Q: What happens if you forgot to stress an unbonded post-tensioning tendon at the construction joint and have already poured the subsequent pour?
A: The most preferred option is to stress the tendon in the subsequent pour. However, the following items should be factored in:
a) The 7% Elongation Range must be revised.
Since you have a longer pull, the elongation calculation needs to be revised also. This should be noted in the elongation records from the PTI-Certified Inspector. A thumb-rule is to just add Min1+Min2 and Max1+Max2 together. For example,
- First pull of 50′ would be Min1 = 3.72″ and Max1 = 4.28″
- Second pull of 100′ would be Min1 = 7.44″ and Max1 = 8.56″
- New elongation range for 150′ pull would be Min1 = 3.72″ + 7.44″ = 11.16″ and Max1 = 12.84″.
- The new range is an close approximation. A more accurate range can be calculated with PT software. This is especially important for very long pulls.
b) The force in the tendon will likely be less.
Since the stressed tendon length is now longer, your angular and wobble friction have likely increased somewhat due to the increased number of spans. In other words, the final average force will drop in both pours for that particular tendon.
- Previously, the 50′ pull may provide 27.5 kips of force in Pour #1.
- Previously, the 100′ pull may provide 27.3 kips of force in Pour #2.
- Now, the 150′ pull may provide only 26.9 kips of force in Pours #1 and #2.
c) The intermediate anchor has been abandoned.
The force within the 150′ tendon will be transmitted uniformly through the construction joint.

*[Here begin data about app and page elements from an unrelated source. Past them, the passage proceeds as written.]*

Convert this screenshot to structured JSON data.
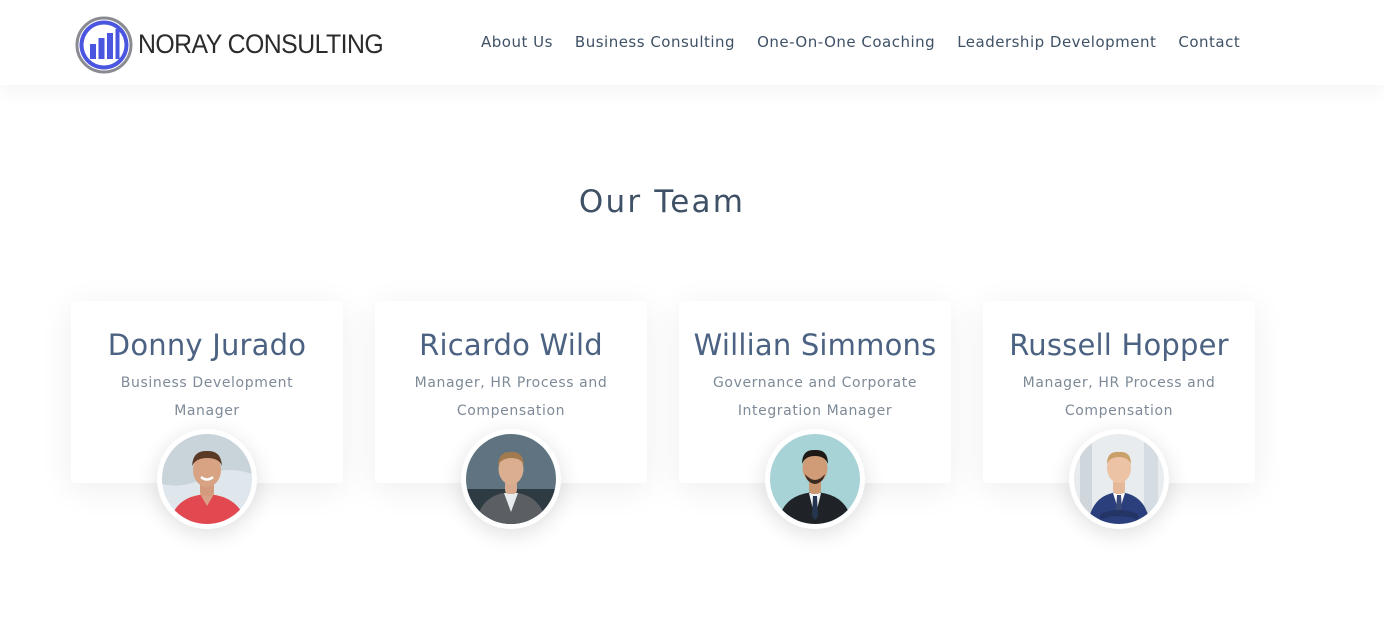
{
  "header": {
    "logo_text": "NORAY CONSULTING",
    "nav": [
      {
        "label": "About Us"
      },
      {
        "label": "Business Consulting"
      },
      {
        "label": "One-On-One Coaching"
      },
      {
        "label": "Leadership Development"
      },
      {
        "label": "Contact"
      }
    ]
  },
  "team": {
    "title": "Our Team",
    "members": [
      {
        "name": "Donny Jurado",
        "role": "Business Development Manager"
      },
      {
        "name": "Ricardo Wild",
        "role": "Manager, HR Process and Compensation"
      },
      {
        "name": "Willian Simmons",
        "role": "Governance and Corporate Integration Manager"
      },
      {
        "name": "Russell Hopper",
        "role": "Manager, HR Process and Compensation"
      }
    ]
  },
  "colors": {
    "accent": "#4a55e0",
    "text": "#3f5166",
    "name": "#4b6282",
    "muted": "#7e8a97"
  }
}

Conversely, the 50′ tendon transmits force only within Pour #1 and the 100′ tendon transmits force only within Pour #2 (i.e. the construction joint “locks-off” the force within each pour). This is important should be there be any repair/renovation conducted in the future.
– Neel Khosa, Vice President, AMSYSCO